Dataset excerpts >>
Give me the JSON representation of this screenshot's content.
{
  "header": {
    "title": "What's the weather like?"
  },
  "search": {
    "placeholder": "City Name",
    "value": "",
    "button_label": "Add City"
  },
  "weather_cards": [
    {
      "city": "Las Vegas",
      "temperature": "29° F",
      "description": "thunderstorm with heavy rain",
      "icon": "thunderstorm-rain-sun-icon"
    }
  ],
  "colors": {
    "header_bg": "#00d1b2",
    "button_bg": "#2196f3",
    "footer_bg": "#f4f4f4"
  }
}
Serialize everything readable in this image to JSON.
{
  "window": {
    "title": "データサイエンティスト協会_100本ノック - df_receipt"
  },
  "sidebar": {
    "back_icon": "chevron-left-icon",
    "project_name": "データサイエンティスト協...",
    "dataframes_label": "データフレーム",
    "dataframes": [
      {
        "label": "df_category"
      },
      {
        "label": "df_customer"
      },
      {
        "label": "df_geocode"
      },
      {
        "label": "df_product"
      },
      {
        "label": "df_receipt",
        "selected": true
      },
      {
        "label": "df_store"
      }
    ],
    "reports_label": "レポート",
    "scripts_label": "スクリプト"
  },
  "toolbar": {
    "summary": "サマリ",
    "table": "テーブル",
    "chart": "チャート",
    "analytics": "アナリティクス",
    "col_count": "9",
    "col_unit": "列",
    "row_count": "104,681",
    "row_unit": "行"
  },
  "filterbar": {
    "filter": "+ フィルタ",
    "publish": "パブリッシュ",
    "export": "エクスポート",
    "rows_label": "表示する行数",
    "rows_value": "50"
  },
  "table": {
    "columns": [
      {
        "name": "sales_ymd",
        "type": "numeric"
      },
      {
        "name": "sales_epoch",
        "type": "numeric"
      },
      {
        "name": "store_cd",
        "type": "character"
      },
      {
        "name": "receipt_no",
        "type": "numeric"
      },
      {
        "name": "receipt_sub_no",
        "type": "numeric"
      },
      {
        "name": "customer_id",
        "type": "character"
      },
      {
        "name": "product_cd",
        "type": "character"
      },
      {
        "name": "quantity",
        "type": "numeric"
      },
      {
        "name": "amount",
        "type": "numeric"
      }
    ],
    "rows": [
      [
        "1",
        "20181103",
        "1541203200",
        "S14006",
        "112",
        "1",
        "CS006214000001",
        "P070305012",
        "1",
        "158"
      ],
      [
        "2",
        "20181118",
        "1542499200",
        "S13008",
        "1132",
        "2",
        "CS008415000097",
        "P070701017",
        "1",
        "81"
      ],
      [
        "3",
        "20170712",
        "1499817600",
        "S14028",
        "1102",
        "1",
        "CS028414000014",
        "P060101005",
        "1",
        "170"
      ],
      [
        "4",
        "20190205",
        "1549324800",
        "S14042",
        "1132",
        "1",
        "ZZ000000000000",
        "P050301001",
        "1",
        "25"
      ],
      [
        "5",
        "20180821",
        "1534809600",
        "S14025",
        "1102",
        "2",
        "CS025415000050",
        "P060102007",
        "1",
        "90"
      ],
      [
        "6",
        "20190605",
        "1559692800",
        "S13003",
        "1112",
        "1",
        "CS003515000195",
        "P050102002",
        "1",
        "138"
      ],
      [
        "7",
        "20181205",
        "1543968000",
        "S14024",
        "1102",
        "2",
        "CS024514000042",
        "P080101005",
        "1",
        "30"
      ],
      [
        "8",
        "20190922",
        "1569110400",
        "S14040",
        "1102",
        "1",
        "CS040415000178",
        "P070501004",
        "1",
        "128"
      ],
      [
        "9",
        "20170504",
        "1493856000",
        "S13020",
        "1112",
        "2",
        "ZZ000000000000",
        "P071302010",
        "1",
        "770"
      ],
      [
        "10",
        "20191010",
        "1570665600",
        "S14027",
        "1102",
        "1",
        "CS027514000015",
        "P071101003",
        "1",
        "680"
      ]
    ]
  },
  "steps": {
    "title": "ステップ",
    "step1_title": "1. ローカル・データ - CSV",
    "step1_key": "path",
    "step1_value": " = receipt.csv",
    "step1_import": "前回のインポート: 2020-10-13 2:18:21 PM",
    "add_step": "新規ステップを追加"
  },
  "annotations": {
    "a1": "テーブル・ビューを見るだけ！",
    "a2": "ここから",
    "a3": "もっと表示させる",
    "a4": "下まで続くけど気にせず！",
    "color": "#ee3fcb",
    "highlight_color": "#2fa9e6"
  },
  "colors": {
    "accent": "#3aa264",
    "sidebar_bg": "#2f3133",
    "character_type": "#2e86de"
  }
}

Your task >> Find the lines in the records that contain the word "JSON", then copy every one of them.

Solution for this exercise >>
Give me the JSON representation of this screenshot's content.
Serialize everything readable in this image to JSON.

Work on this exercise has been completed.